Redistricting Controversy Could Rule Out Need For Primary
Posted November 27, 2003
RALEIGH, N.C. — If you want a say in who is running for President, you probably will have to move out of state.
For years, North Carolina's primary has been too late in the process to even matter. Next time around, people may not get a voice at all.
Just Tuesday night, Gov. Mike Easley signed the
controversial redistricting bill.
Wednesday night, there was growing concern that legal challenges could end up postponing the May primaries. That would not only complicate state campaigns, but it also could take North Carolina voters out of the presidential primary process.
For all the things Democrats and Republicans disagree on at the polls, their parties agree on at least one thing -- They do not want next May's primary delayed.

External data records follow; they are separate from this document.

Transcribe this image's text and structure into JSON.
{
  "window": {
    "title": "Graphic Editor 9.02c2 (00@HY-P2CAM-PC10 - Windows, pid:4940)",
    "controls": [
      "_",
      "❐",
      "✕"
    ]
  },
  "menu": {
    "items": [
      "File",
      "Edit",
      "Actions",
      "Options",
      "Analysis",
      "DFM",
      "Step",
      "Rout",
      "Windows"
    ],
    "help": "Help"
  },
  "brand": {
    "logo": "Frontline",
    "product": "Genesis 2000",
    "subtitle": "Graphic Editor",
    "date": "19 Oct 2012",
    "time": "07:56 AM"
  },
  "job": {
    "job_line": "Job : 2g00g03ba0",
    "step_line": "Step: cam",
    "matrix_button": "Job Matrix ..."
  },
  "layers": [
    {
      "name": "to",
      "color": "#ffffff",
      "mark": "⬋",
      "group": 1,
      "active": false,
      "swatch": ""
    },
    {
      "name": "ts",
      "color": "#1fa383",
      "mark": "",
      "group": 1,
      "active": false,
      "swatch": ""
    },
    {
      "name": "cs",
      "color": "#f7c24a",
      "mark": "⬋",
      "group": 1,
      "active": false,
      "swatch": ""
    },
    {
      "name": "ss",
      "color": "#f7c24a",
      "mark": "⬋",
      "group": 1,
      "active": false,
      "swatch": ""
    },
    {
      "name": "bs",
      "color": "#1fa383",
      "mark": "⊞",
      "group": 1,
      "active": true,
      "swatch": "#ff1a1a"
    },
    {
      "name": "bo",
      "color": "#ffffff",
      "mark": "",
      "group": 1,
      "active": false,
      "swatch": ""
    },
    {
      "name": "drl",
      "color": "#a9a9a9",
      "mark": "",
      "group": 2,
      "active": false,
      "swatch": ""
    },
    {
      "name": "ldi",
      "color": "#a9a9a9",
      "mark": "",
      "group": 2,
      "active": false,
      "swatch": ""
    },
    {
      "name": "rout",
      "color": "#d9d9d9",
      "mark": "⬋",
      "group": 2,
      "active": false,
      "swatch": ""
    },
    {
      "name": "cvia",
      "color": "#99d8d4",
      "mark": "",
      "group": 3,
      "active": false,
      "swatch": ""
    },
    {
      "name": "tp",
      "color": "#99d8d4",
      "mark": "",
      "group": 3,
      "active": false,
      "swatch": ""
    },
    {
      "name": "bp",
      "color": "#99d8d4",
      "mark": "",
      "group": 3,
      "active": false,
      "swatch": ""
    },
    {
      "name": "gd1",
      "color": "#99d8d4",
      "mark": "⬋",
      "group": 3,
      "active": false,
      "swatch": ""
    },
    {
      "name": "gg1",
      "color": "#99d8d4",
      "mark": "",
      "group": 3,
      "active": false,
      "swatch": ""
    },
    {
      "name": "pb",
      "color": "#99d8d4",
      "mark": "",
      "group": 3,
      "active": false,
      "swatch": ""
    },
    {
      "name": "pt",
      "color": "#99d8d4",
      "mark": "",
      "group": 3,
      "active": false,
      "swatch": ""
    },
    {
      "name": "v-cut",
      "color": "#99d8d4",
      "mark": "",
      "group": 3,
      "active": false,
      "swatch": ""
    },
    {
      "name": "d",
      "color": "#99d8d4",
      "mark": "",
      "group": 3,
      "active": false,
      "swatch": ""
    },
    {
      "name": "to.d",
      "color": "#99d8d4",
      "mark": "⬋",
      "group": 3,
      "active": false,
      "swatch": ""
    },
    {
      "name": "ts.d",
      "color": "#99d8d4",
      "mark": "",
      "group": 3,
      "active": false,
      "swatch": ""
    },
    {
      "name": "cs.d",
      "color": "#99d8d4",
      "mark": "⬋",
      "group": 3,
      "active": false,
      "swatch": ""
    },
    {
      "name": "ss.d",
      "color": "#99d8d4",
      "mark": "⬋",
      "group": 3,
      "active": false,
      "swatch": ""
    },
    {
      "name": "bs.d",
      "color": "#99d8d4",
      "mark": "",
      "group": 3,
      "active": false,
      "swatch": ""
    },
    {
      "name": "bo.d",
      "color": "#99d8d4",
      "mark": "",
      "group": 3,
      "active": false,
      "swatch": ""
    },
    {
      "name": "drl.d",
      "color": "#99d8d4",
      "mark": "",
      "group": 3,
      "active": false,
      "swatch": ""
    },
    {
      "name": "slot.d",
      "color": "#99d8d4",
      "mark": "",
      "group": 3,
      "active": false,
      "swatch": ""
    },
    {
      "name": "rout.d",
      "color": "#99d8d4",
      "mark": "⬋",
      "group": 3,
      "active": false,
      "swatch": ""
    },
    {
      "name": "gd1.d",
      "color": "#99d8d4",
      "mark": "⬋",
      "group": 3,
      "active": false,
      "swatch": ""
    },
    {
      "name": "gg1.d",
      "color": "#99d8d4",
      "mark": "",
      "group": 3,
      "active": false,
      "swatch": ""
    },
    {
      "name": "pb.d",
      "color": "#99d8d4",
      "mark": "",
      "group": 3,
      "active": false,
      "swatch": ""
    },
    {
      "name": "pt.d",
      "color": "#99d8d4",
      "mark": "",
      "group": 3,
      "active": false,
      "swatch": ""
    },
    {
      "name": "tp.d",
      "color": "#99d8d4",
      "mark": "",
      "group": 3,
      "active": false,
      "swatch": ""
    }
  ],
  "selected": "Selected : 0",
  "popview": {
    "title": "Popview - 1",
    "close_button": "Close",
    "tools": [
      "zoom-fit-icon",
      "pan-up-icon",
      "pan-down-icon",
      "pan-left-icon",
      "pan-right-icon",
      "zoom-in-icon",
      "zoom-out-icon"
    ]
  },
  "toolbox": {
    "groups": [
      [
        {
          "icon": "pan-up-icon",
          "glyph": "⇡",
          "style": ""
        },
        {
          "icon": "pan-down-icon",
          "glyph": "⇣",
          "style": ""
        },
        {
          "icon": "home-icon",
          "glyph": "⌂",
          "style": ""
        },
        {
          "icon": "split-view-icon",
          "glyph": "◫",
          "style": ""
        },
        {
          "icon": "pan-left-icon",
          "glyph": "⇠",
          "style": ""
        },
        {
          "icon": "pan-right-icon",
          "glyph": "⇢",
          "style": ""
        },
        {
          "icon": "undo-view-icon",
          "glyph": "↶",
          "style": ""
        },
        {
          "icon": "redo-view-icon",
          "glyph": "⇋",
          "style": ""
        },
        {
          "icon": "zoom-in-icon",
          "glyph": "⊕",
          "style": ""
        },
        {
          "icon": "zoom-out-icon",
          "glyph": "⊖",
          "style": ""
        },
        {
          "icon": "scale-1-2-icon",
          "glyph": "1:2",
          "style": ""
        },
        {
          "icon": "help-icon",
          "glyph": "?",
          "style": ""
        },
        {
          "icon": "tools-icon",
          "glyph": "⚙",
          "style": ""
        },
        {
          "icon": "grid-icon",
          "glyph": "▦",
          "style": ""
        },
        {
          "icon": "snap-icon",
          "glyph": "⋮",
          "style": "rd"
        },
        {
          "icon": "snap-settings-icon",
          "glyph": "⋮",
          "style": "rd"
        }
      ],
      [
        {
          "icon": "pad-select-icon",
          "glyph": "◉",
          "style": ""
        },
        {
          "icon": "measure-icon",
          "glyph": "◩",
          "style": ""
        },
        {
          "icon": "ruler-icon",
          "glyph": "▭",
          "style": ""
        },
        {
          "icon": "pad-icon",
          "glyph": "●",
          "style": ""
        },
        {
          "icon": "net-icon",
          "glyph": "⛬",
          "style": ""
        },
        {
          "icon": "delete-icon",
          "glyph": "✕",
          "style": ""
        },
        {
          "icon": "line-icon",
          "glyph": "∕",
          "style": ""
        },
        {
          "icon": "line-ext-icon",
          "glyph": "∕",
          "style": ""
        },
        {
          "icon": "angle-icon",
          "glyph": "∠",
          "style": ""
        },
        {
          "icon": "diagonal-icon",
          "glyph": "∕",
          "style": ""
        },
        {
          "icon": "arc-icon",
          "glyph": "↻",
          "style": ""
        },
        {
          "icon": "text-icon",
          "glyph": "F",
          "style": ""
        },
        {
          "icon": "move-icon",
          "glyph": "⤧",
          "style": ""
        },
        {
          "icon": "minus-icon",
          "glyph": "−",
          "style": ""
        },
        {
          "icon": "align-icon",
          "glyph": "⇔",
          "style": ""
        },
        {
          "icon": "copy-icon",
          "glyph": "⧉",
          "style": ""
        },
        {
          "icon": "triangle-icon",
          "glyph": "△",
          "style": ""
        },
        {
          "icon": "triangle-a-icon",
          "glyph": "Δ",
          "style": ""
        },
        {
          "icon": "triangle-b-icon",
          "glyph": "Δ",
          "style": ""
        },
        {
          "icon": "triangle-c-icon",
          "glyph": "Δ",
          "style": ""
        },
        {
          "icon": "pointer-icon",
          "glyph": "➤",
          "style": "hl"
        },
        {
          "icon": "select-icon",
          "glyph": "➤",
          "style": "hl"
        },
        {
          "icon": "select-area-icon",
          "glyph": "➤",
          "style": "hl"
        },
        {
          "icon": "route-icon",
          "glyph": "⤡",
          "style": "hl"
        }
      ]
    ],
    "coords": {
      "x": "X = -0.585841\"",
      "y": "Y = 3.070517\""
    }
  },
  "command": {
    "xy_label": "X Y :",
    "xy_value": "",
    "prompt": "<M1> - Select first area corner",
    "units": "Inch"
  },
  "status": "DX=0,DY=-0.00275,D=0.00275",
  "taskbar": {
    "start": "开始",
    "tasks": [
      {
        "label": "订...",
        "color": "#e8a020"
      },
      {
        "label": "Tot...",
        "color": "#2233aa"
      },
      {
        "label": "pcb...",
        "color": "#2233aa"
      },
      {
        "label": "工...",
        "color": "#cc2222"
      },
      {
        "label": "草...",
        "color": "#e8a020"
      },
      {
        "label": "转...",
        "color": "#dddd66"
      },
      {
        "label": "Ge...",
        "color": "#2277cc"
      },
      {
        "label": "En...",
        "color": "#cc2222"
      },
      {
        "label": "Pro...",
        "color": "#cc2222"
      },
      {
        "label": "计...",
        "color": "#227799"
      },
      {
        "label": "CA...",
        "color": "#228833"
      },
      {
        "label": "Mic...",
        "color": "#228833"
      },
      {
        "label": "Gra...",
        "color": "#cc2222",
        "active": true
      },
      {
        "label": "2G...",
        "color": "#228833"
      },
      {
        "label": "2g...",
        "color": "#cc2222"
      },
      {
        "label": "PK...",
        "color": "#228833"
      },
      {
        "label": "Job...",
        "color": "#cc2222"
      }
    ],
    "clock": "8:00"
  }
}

"There are an awful lot of implications if that surfaces," said Democratic Party Affairs Director Wade Chestnut.
Added GOP Political Director Bill Peaslee: "It's difficult from a party perspective, because you don't have a particular candidate you're focusing on."
Republicans are expected to challenge the newly drawn legislative districts in court, and that could lead to Democratic appeals and delays.
"The essence of gerrymandering is one party trying to rig the election against the other party," Peaslee said. "These are similar tactics."
Section 5 of the new redistricting law states that if challenges are not resolved by Feb. 9, the state Board of Elections shall postpone all the May primaries. A delay could take away North Carolina voters' voice in choosing nominees for president.
If the primary gets pushed to September, like in recent years, the national Republican and Democratic conventions already would have anointed their candidates.
"Delegates to the national convention will not know what the people of their party . . . where they stand in the primary," Peaslee said.
President Bush has no competition. But several Democrats, including North Carolina Sen. John Edwards, are fighting to make the ticket. Both state parties could be faced with directing their delegates at early caucuses or conventions instead of the primary.
"We're going to cross that bridge when we know what the issues are we're going to have to deal with," Chestnut said.
Both parties point out there are still more than five months until the scheduled May primary. This issue could be resolved in time.
But, if the redistricting fight drags out in court, everyone will have to start working on contigency plans.